Bond market stares into abyss, fears a bubble burst

London, July 14:

Bonds are meant to be safe, predictable and boring. Yet the earthquake in the debt markets, which has sent bond yields shooting up over the past month will be felt around the world, from Britain’s teetering housing market to the pockets of private equity barons. Cut-price borrowing has fuelled a multitude of booms; and as the price of debt rises, investors everywhere are vulnerable.

Back in the late 1980s, bond traders were the ‘big swinging dicks’ of Wall Street, immortalised in Michael Lewis’s memoir, Liar’s Poker, as boorish adrenaline junkies, trous-ering multi-million-dollar bonuses and inventing the cult of the ‘leveraged buyout’ — the debt-backed corporate take-over — simply to create fresh piles of debt for them to trade.

These days, hedge fund managers and private equity bosses, not fixed income traders, are the new masters of the universe; but the dramatic sell-off in the bond markets over the past few weeks could have more momentous consequences than even the boldest private equity coup.
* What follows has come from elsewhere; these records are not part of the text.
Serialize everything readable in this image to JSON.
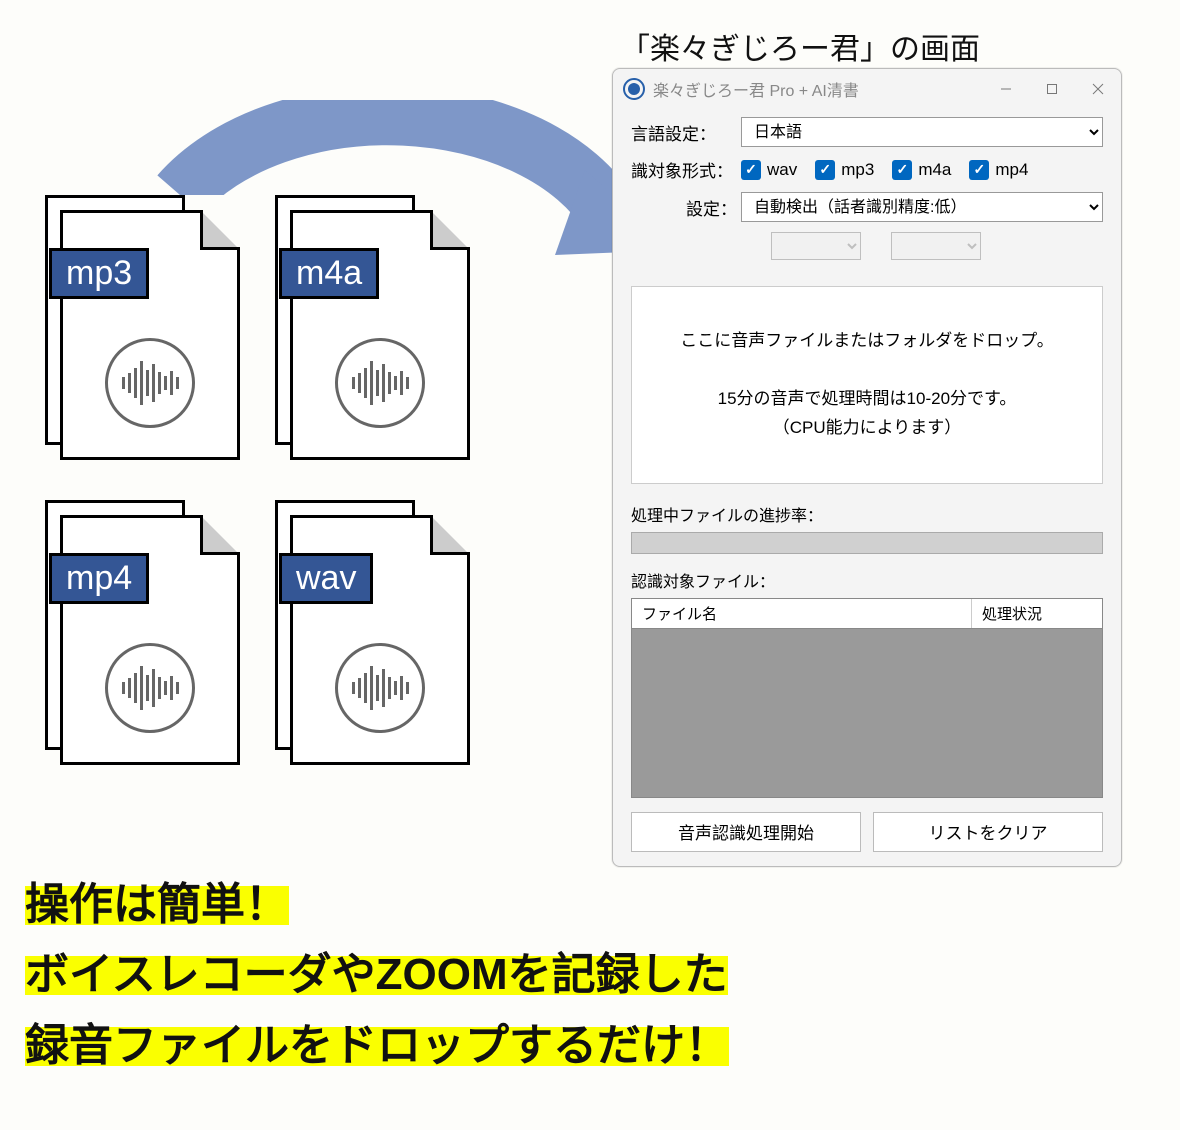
{
  "caption": "「楽々ぎじろー君」の画面",
  "files": [
    "mp3",
    "m4a",
    "mp4",
    "wav"
  ],
  "window": {
    "title": "楽々ぎじろー君 Pro + AI清書",
    "lang_label": "言語設定：",
    "lang_value": "日本語",
    "format_label": "識対象形式：",
    "formats": [
      "wav",
      "mp3",
      "m4a",
      "mp4"
    ],
    "detect_label": "設定：",
    "detect_value": "自動検出（話者識別精度:低）",
    "drop_line1": "ここに音声ファイルまたはフォルダをドロップ。",
    "drop_line2": "15分の音声で処理時間は10-20分です。",
    "drop_line3": "（CPU能力によります）",
    "progress_label": "処理中ファイルの進捗率：",
    "list_label": "認識対象ファイル：",
    "col_filename": "ファイル名",
    "col_status": "処理状況",
    "btn_start": "音声認識処理開始",
    "btn_clear": "リストをクリア"
  },
  "promo": {
    "l1": "操作は簡単！",
    "l2": "ボイスレコーダやZOOMを記録した",
    "l3": "録音ファイルをドロップするだけ！"
  }
}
Falling bond prices mean rising yields, and that means higher borrowing costs for everyone. Analysts fear a whole bath of bubbles could be about to go pop. The jump in yields is the end of a long, long story.

During the aftermath of the dotcom crash five years or so ago, central banks around theworld slashed interest rates to cushion their economies against recession. They kept borrowing costs low for years, encouraging consumers and companies to pile up a mountain of cheap debt.
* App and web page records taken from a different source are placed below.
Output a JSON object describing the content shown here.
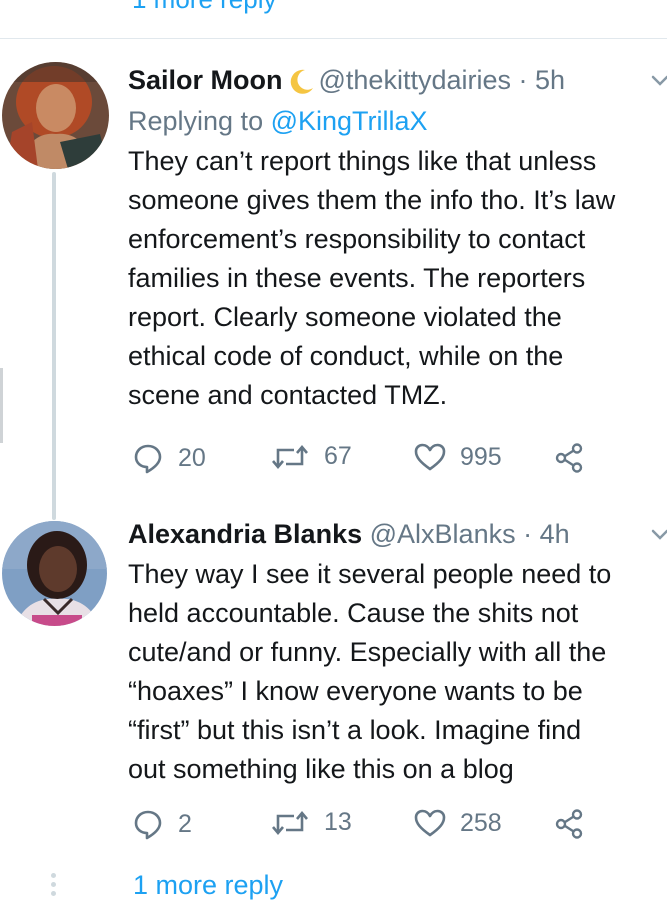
{
  "top_link": "1 more reply",
  "tweets": [
    {
      "name": "Sailor Moon",
      "handle": "@thekittydairies",
      "separator": "·",
      "time": "5h",
      "replying_prefix": "Replying to",
      "replying_to": "@KingTrillaX",
      "text": "They can’t report things like that unless\nsomeone gives them the info tho. It’s law\nenforcement’s responsibility to contact\nfamilies in these events. The reporters\nreport. Clearly someone violated the\nethical code of conduct, while on the\nscene and contacted TMZ.",
      "replies": "20",
      "retweets": "67",
      "likes": "995"
    },
    {
      "name": "Alexandria Blanks",
      "handle": "@AlxBlanks",
      "separator": "·",
      "time": "4h",
      "text": "They way I see it several people need to\nheld accountable. Cause the shits not\ncute/and or funny. Especially with all the\n“hoaxes” I know everyone wants to be\n“first” but this isn’t a look. Imagine find\nout something like this on a blog",
      "replies": "2",
      "retweets": "13",
      "likes": "258"
    }
  ],
  "more_reply": "1 more reply",
  "icons": {
    "reply": "speech-bubble-icon",
    "retweet": "retweet-arrows-icon",
    "like": "heart-outline-icon",
    "share": "share-nodes-icon",
    "moon": "crescent-moon-emoji",
    "caret": "chevron-down-icon"
  },
  "colors": {
    "link": "#1da1f2",
    "secondary_text": "#657786",
    "primary_text": "#14171a",
    "moon": "#f5c542",
    "thread_line": "#cfd9de"
  }
}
Since the global economy has recovered, and inflation has picked up, central banks have pushed up the short-term rates they can control. Yet the cost of longer-term borrowing, determined in the markets by how much investors are willing to pay for bonds, has stubbornly refused to rise. Former Federal Reserve chairman called this a ‘conundrum’.
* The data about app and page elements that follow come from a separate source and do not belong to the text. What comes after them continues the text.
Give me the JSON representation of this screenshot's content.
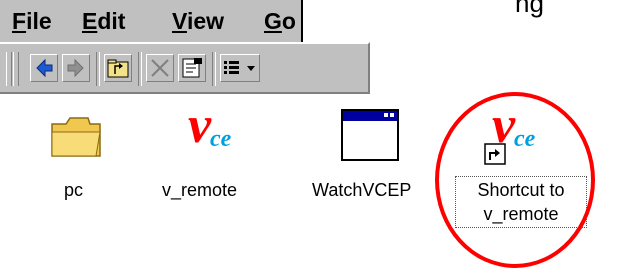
{
  "corner_text": "ng",
  "menu": {
    "items": [
      {
        "label_acc": "F",
        "label_rest": "ile"
      },
      {
        "label_acc": "E",
        "label_rest": "dit"
      },
      {
        "label_acc": "V",
        "label_rest": "iew"
      },
      {
        "label_acc": "G",
        "label_rest": "o"
      }
    ]
  },
  "toolbar": {
    "buttons": [
      "back-icon",
      "forward-icon",
      "up-folder-icon",
      "delete-icon",
      "properties-icon",
      "views-icon"
    ]
  },
  "files": [
    {
      "label": "pc",
      "icon": "folder-icon"
    },
    {
      "label": "v_remote",
      "icon": "vce-app-icon"
    },
    {
      "label": "WatchVCEP",
      "icon": "window-icon"
    },
    {
      "label_line1": "Shortcut to",
      "label_line2": "v_remote",
      "icon": "vce-shortcut-icon",
      "selected": true
    }
  ],
  "vce_logo": {
    "main": "v",
    "sub": "ce"
  },
  "colors": {
    "highlight": "#ff0000",
    "chrome": "#c0c0c0",
    "vce_red": "#ff0000",
    "vce_blue": "#00a0e0",
    "folder": "#f0c850"
  }
}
What is a bond?

LONDON: It’s a ‘fixed

income’ financial product: the issuer — usually a government or a company borrowing money in the financial markets — promises to payout a certain sum each year. The more investors pay for a bond, the lower its yield: the percentage of its price the buyer receives annually in interest. — The Guardian